◆ Data section ◆
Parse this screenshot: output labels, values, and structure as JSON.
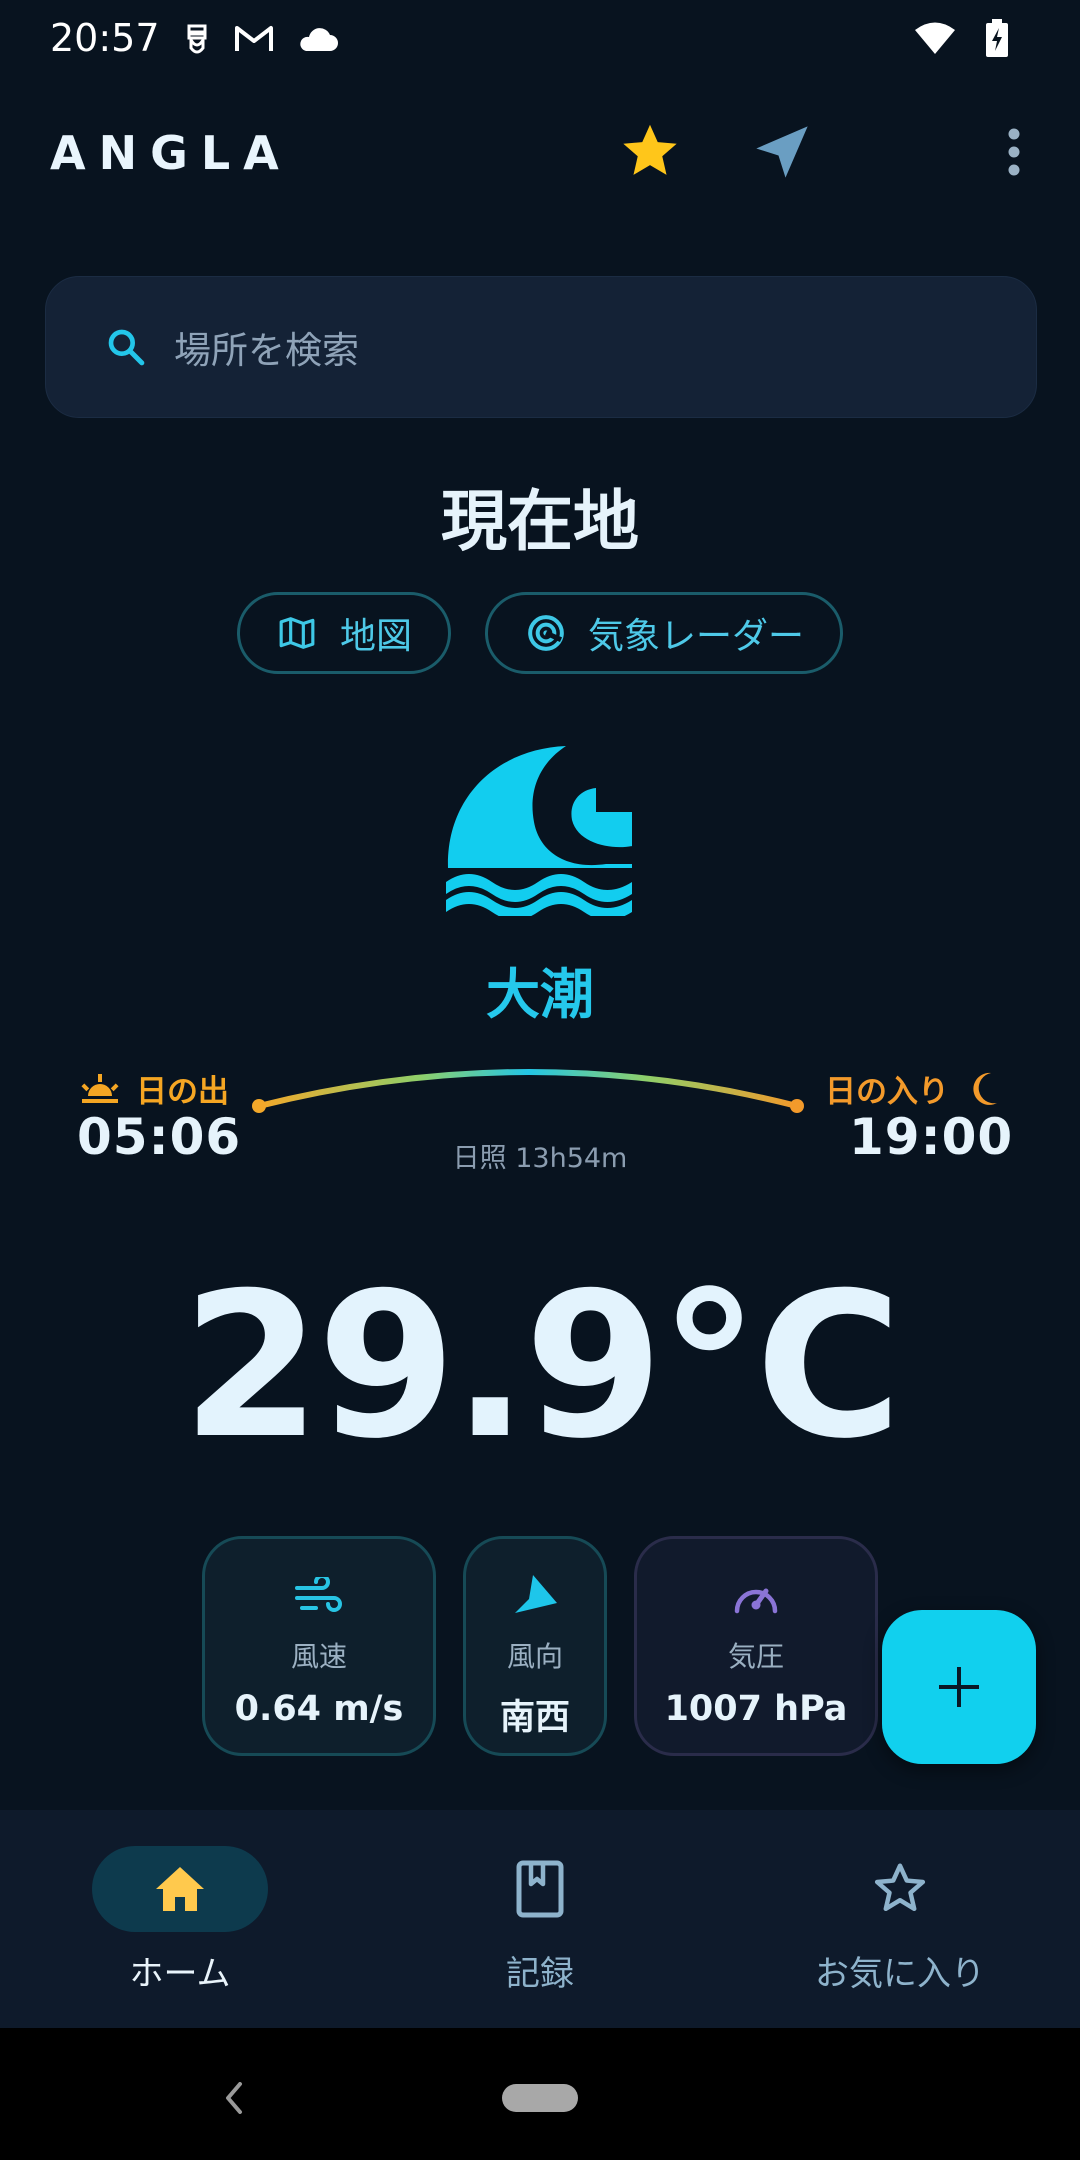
{
  "status_bar": {
    "time": "20:57"
  },
  "app_bar": {
    "title": "ANGLA"
  },
  "search": {
    "placeholder": "場所を検索"
  },
  "location": {
    "title": "現在地"
  },
  "chips": {
    "map_label": "地図",
    "radar_label": "気象レーダー"
  },
  "tide": {
    "name": "大潮",
    "icon": "tide-wave-moon-icon"
  },
  "sun": {
    "sunrise_label": "日の出",
    "sunrise_time": "05:06",
    "sunset_label": "日の入り",
    "sunset_time": "19:00",
    "daylight": "日照 13h54m"
  },
  "weather": {
    "temperature": "29.9°C",
    "cards": {
      "wind_speed": {
        "label": "風速",
        "value": "0.64 m/s"
      },
      "wind_direction": {
        "label": "風向",
        "value": "南西"
      },
      "pressure": {
        "label": "気圧",
        "value": "1007 hPa"
      }
    }
  },
  "bottom_nav": {
    "home": "ホーム",
    "records": "記録",
    "favorites": "お気に入り"
  },
  "colors": {
    "background": "#08131f",
    "accent": "#11d0ee",
    "star": "#ffc61a",
    "sunrise": "#f5a623",
    "sunset": "#f39a2b",
    "pressure_icon": "#8a74d6"
  }
}
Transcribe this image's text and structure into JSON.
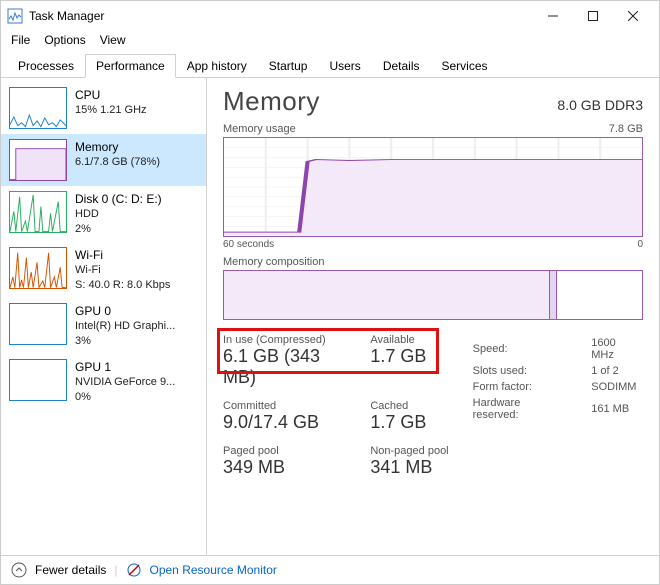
{
  "window": {
    "title": "Task Manager"
  },
  "menu": {
    "file": "File",
    "options": "Options",
    "view": "View"
  },
  "tabs": {
    "processes": "Processes",
    "performance": "Performance",
    "apphistory": "App history",
    "startup": "Startup",
    "users": "Users",
    "details": "Details",
    "services": "Services"
  },
  "sidebar": {
    "cpu": {
      "title": "CPU",
      "line2": "15% 1.21 GHz"
    },
    "memory": {
      "title": "Memory",
      "line2": "6.1/7.8 GB (78%)"
    },
    "disk": {
      "title": "Disk 0 (C: D: E:)",
      "line2": "HDD",
      "line3": "2%"
    },
    "wifi": {
      "title": "Wi-Fi",
      "line2": "Wi-Fi",
      "line3": "S: 40.0 R: 8.0 Kbps"
    },
    "gpu0": {
      "title": "GPU 0",
      "line2": "Intel(R) HD Graphi...",
      "line3": "3%"
    },
    "gpu1": {
      "title": "GPU 1",
      "line2": "NVIDIA GeForce 9...",
      "line3": "0%"
    }
  },
  "header": {
    "title": "Memory",
    "right": "8.0 GB DDR3"
  },
  "usage": {
    "label": "Memory usage",
    "max": "7.8 GB",
    "xleft": "60 seconds",
    "xright": "0"
  },
  "composition": {
    "label": "Memory composition"
  },
  "stats": {
    "inuse_lbl": "In use (Compressed)",
    "inuse_val": "6.1 GB (343 MB)",
    "avail_lbl": "Available",
    "avail_val": "1.7 GB",
    "commit_lbl": "Committed",
    "commit_val": "9.0/17.4 GB",
    "cached_lbl": "Cached",
    "cached_val": "1.7 GB",
    "paged_lbl": "Paged pool",
    "paged_val": "349 MB",
    "nonpaged_lbl": "Non-paged pool",
    "nonpaged_val": "341 MB"
  },
  "right_stats": {
    "speed_lbl": "Speed:",
    "speed_val": "1600 MHz",
    "slots_lbl": "Slots used:",
    "slots_val": "1 of 2",
    "form_lbl": "Form factor:",
    "form_val": "SODIMM",
    "hw_lbl": "Hardware reserved:",
    "hw_val": "161 MB"
  },
  "footer": {
    "fewer": "Fewer details",
    "open": "Open Resource Monitor"
  },
  "chart_data": {
    "type": "line",
    "title": "Memory usage",
    "xlabel": "seconds",
    "ylabel": "GB",
    "xlim": [
      0,
      60
    ],
    "ylim": [
      0,
      7.8
    ],
    "series": [
      {
        "name": "Memory usage",
        "x": [
          60,
          55,
          50,
          48,
          47,
          46,
          45,
          40,
          35,
          30,
          25,
          20,
          15,
          10,
          5,
          0
        ],
        "y": [
          0.3,
          0.3,
          0.3,
          0.3,
          5.9,
          6.1,
          6.1,
          6.1,
          6.0,
          6.1,
          6.1,
          6.1,
          6.1,
          6.1,
          6.1,
          6.1
        ]
      }
    ],
    "composition": {
      "in_use_gb": 6.1,
      "modified_gb": 0.1,
      "standby_free_gb": 1.6,
      "total_gb": 7.8
    }
  }
}
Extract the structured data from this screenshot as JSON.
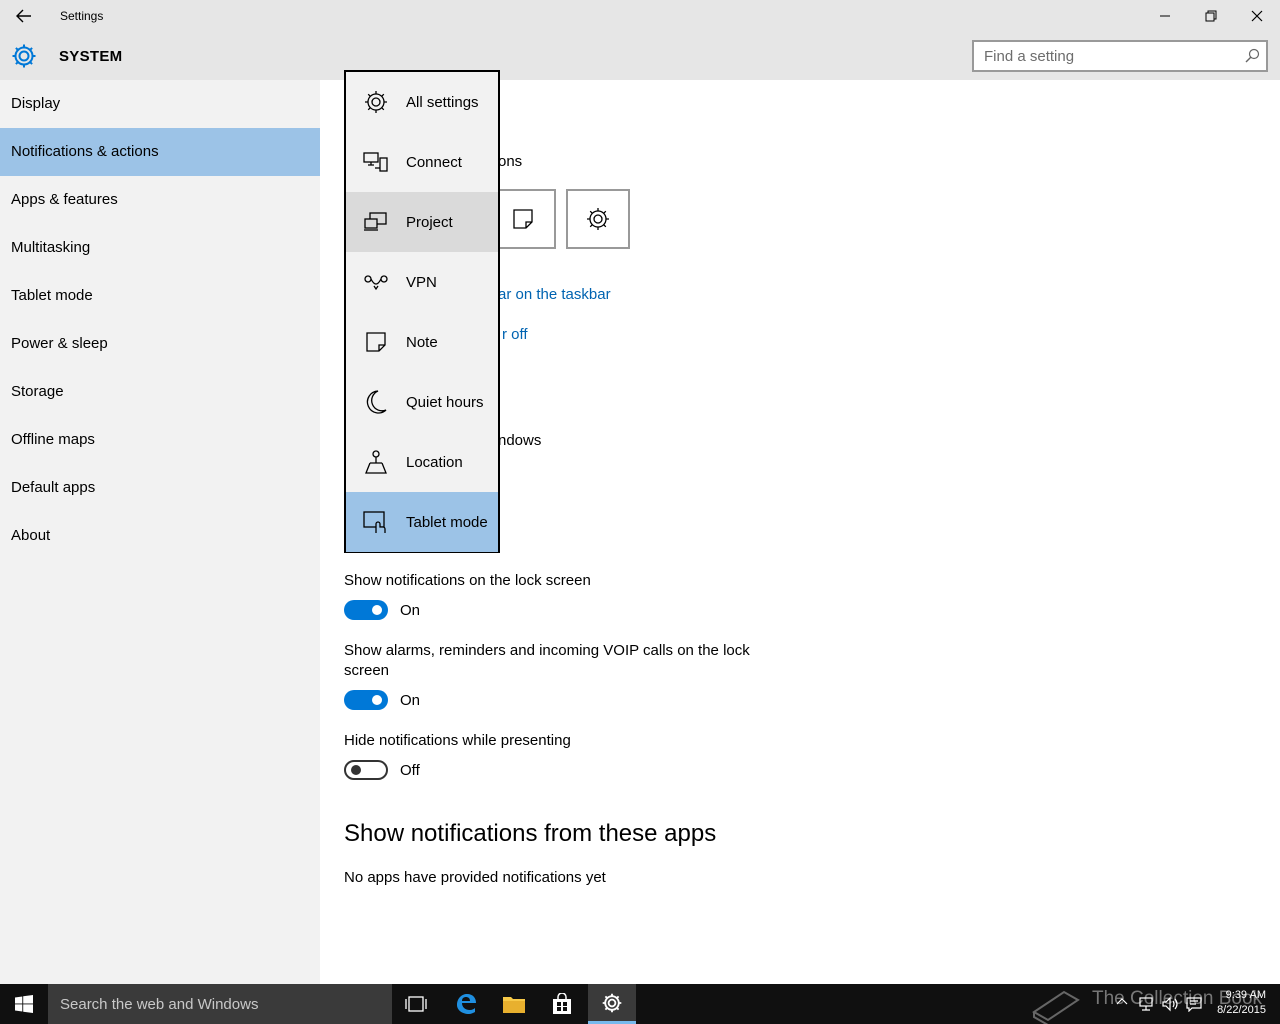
{
  "window": {
    "title": "Settings"
  },
  "header": {
    "section": "SYSTEM",
    "search_placeholder": "Find a setting"
  },
  "sidebar": {
    "items": [
      {
        "label": "Display"
      },
      {
        "label": "Notifications & actions",
        "active": true
      },
      {
        "label": "Apps & features"
      },
      {
        "label": "Multitasking"
      },
      {
        "label": "Tablet mode"
      },
      {
        "label": "Power & sleep"
      },
      {
        "label": "Storage"
      },
      {
        "label": "Offline maps"
      },
      {
        "label": "Default apps"
      },
      {
        "label": "About"
      }
    ]
  },
  "main": {
    "fragments": {
      "quick_actions_tail": "ons",
      "link_taskbar_tail": "ar on the taskbar",
      "link_off_tail": "r off",
      "windows_tail": "ndows"
    },
    "settings": [
      {
        "label": "Show notifications on the lock screen",
        "state": "On"
      },
      {
        "label": "Show alarms, reminders and incoming VOIP calls on the lock",
        "label2": "screen",
        "state": "On"
      },
      {
        "label": "Hide notifications while presenting",
        "state": "Off"
      }
    ],
    "apps_heading": "Show notifications from these apps",
    "apps_empty": "No apps have provided notifications yet"
  },
  "dropdown": {
    "items": [
      {
        "label": "All settings",
        "icon": "gear-icon"
      },
      {
        "label": "Connect",
        "icon": "connect-icon"
      },
      {
        "label": "Project",
        "icon": "project-icon",
        "hover": true
      },
      {
        "label": "VPN",
        "icon": "vpn-icon"
      },
      {
        "label": "Note",
        "icon": "note-icon"
      },
      {
        "label": "Quiet hours",
        "icon": "moon-icon"
      },
      {
        "label": "Location",
        "icon": "location-icon"
      },
      {
        "label": "Tablet mode",
        "icon": "tablet-mode-icon",
        "selected": true
      }
    ]
  },
  "taskbar": {
    "search_placeholder": "Search the web and Windows",
    "time": "9:39 AM",
    "date": "8/22/2015",
    "watermark": "The Collection Book"
  },
  "colors": {
    "accent": "#0078d7",
    "selection": "#9cc3e7",
    "link": "#0063b1"
  }
}
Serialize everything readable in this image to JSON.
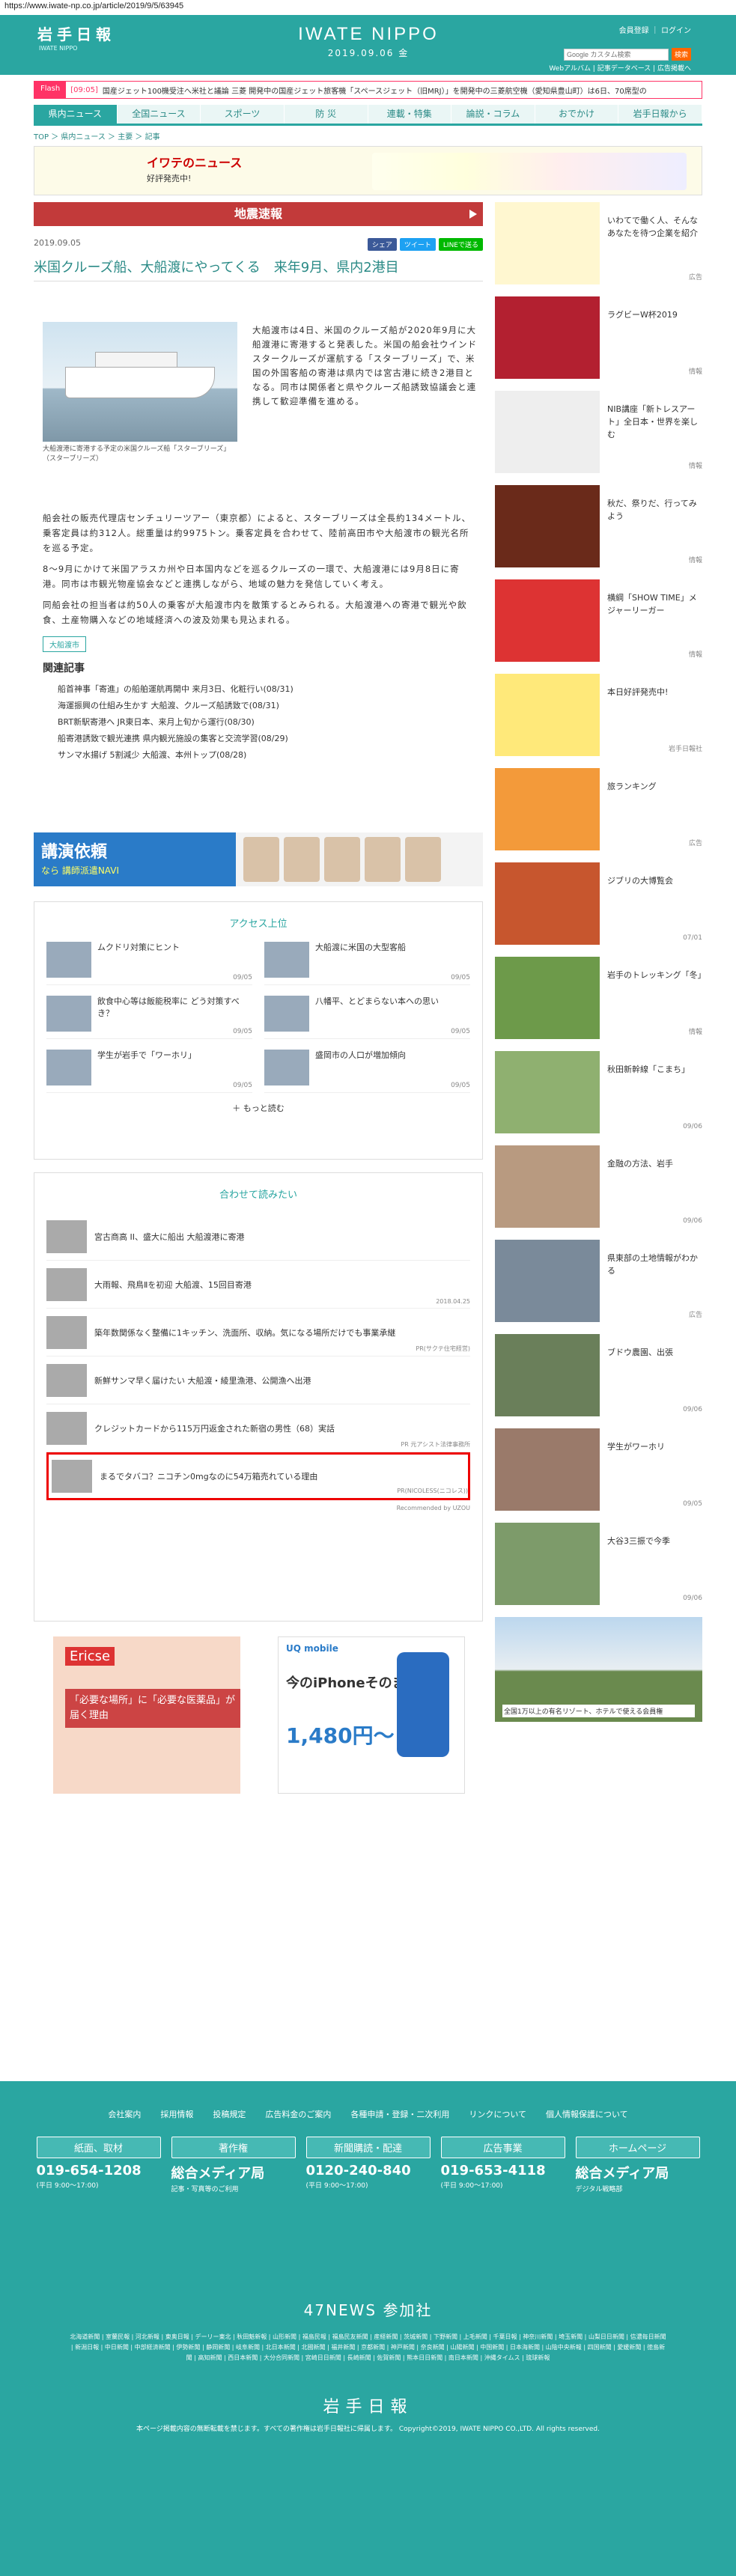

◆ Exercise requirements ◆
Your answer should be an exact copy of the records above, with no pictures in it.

◆ Solution to this task ◆
Parse this screenshot: output labels, values, and structure as JSON.
{
  "status_bar": {
    "time": "20:57"
  },
  "app_bar": {
    "title": "ANGLA"
  },
  "search": {
    "placeholder": "場所を検索"
  },
  "location": {
    "title": "現在地"
  },
  "chips": {
    "map_label": "地図",
    "radar_label": "気象レーダー"
  },
  "tide": {
    "name": "大潮",
    "icon": "tide-wave-moon-icon"
  },
  "sun": {
    "sunrise_label": "日の出",
    "sunrise_time": "05:06",
    "sunset_label": "日の入り",
    "sunset_time": "19:00",
    "daylight": "日照 13h54m"
  },
  "weather": {
    "temperature": "29.9°C",
    "cards": {
      "wind_speed": {
        "label": "風速",
        "value": "0.64 m/s"
      },
      "wind_direction": {
        "label": "風向",
        "value": "南西"
      },
      "pressure": {
        "label": "気圧",
        "value": "1007 hPa"
      }
    }
  },
  "bottom_nav": {
    "home": "ホーム",
    "records": "記録",
    "favorites": "お気に入り"
  },
  "colors": {
    "background": "#08131f",
    "accent": "#11d0ee",
    "star": "#ffc61a",
    "sunrise": "#f5a623",
    "sunset": "#f39a2b",
    "pressure_icon": "#8a74d6"
  }
}
Transcribe this image's text and structure into JSON.
{
  "window": {
    "title": "Task Manager"
  },
  "menu": {
    "file": "File",
    "options": "Options",
    "view": "View"
  },
  "tabs": {
    "processes": "Processes",
    "performance": "Performance",
    "apphistory": "App history",
    "startup": "Startup",
    "users": "Users",
    "details": "Details",
    "services": "Services"
  },
  "sidebar": {
    "cpu": {
      "title": "CPU",
      "line2": "15% 1.21 GHz"
    },
    "memory": {
      "title": "Memory",
      "line2": "6.1/7.8 GB (78%)"
    },
    "disk": {
      "title": "Disk 0 (C: D: E:)",
      "line2": "HDD",
      "line3": "2%"
    },
    "wifi": {
      "title": "Wi-Fi",
      "line2": "Wi-Fi",
      "line3": "S: 40.0 R: 8.0 Kbps"
    },
    "gpu0": {
      "title": "GPU 0",
      "line2": "Intel(R) HD Graphi...",
      "line3": "3%"
    },
    "gpu1": {
      "title": "GPU 1",
      "line2": "NVIDIA GeForce 9...",
      "line3": "0%"
    }
  },
  "header": {
    "title": "Memory",
    "right": "8.0 GB DDR3"
  },
  "usage": {
    "label": "Memory usage",
    "max": "7.8 GB",
    "xleft": "60 seconds",
    "xright": "0"
  },
  "composition": {
    "label": "Memory composition"
  },
  "stats": {
    "inuse_lbl": "In use (Compressed)",
    "inuse_val": "6.1 GB (343 MB)",
    "avail_lbl": "Available",
    "avail_val": "1.7 GB",
    "commit_lbl": "Committed",
    "commit_val": "9.0/17.4 GB",
    "cached_lbl": "Cached",
    "cached_val": "1.7 GB",
    "paged_lbl": "Paged pool",
    "paged_val": "349 MB",
    "nonpaged_lbl": "Non-paged pool",
    "nonpaged_val": "341 MB"
  },
  "right_stats": {
    "speed_lbl": "Speed:",
    "speed_val": "1600 MHz",
    "slots_lbl": "Slots used:",
    "slots_val": "1 of 2",
    "form_lbl": "Form factor:",
    "form_val": "SODIMM",
    "hw_lbl": "Hardware reserved:",
    "hw_val": "161 MB"
  },
  "footer": {
    "fewer": "Fewer details",
    "open": "Open Resource Monitor"
  },
  "chart_data": {
    "type": "line",
    "title": "Memory usage",
    "xlabel": "seconds",
    "ylabel": "GB",
    "xlim": [
      0,
      60
    ],
    "ylim": [
      0,
      7.8
    ],
    "series": [
      {
        "name": "Memory usage",
        "x": [
          60,
          55,
          50,
          48,
          47,
          46,
          45,
          40,
          35,
          30,
          25,
          20,
          15,
          10,
          5,
          0
        ],
        "y": [
          0.3,
          0.3,
          0.3,
          0.3,
          5.9,
          6.1,
          6.1,
          6.1,
          6.0,
          6.1,
          6.1,
          6.1,
          6.1,
          6.1,
          6.1,
          6.1
        ]
      }
    ],
    "composition": {
      "in_use_gb": 6.1,
      "modified_gb": 0.1,
      "standby_free_gb": 1.6,
      "total_gb": 7.8
    }
  }
}
Extract the structured data from this screenshot as JSON.
{
  "window": {
    "title": "Settings"
  },
  "header": {
    "section": "SYSTEM",
    "search_placeholder": "Find a setting"
  },
  "sidebar": {
    "items": [
      {
        "label": "Display"
      },
      {
        "label": "Notifications & actions",
        "active": true
      },
      {
        "label": "Apps & features"
      },
      {
        "label": "Multitasking"
      },
      {
        "label": "Tablet mode"
      },
      {
        "label": "Power & sleep"
      },
      {
        "label": "Storage"
      },
      {
        "label": "Offline maps"
      },
      {
        "label": "Default apps"
      },
      {
        "label": "About"
      }
    ]
  },
  "main": {
    "fragments": {
      "quick_actions_tail": "ons",
      "link_taskbar_tail": "ar on the taskbar",
      "link_off_tail": "r off",
      "windows_tail": "ndows"
    },
    "settings": [
      {
        "label": "Show notifications on the lock screen",
        "state": "On"
      },
      {
        "label": "Show alarms, reminders and incoming VOIP calls on the lock",
        "label2": "screen",
        "state": "On"
      },
      {
        "label": "Hide notifications while presenting",
        "state": "Off"
      }
    ],
    "apps_heading": "Show notifications from these apps",
    "apps_empty": "No apps have provided notifications yet"
  },
  "dropdown": {
    "items": [
      {
        "label": "All settings",
        "icon": "gear-icon"
      },
      {
        "label": "Connect",
        "icon": "connect-icon"
      },
      {
        "label": "Project",
        "icon": "project-icon",
        "hover": true
      },
      {
        "label": "VPN",
        "icon": "vpn-icon"
      },
      {
        "label": "Note",
        "icon": "note-icon"
      },
      {
        "label": "Quiet hours",
        "icon": "moon-icon"
      },
      {
        "label": "Location",
        "icon": "location-icon"
      },
      {
        "label": "Tablet mode",
        "icon": "tablet-mode-icon",
        "selected": true
      }
    ]
  },
  "taskbar": {
    "search_placeholder": "Search the web and Windows",
    "time": "9:39 AM",
    "date": "8/22/2015",
    "watermark": "The Collection Book"
  },
  "colors": {
    "accent": "#0078d7",
    "selection": "#9cc3e7",
    "link": "#0063b1"
  }
}
Serialize everything readable in this image to JSON.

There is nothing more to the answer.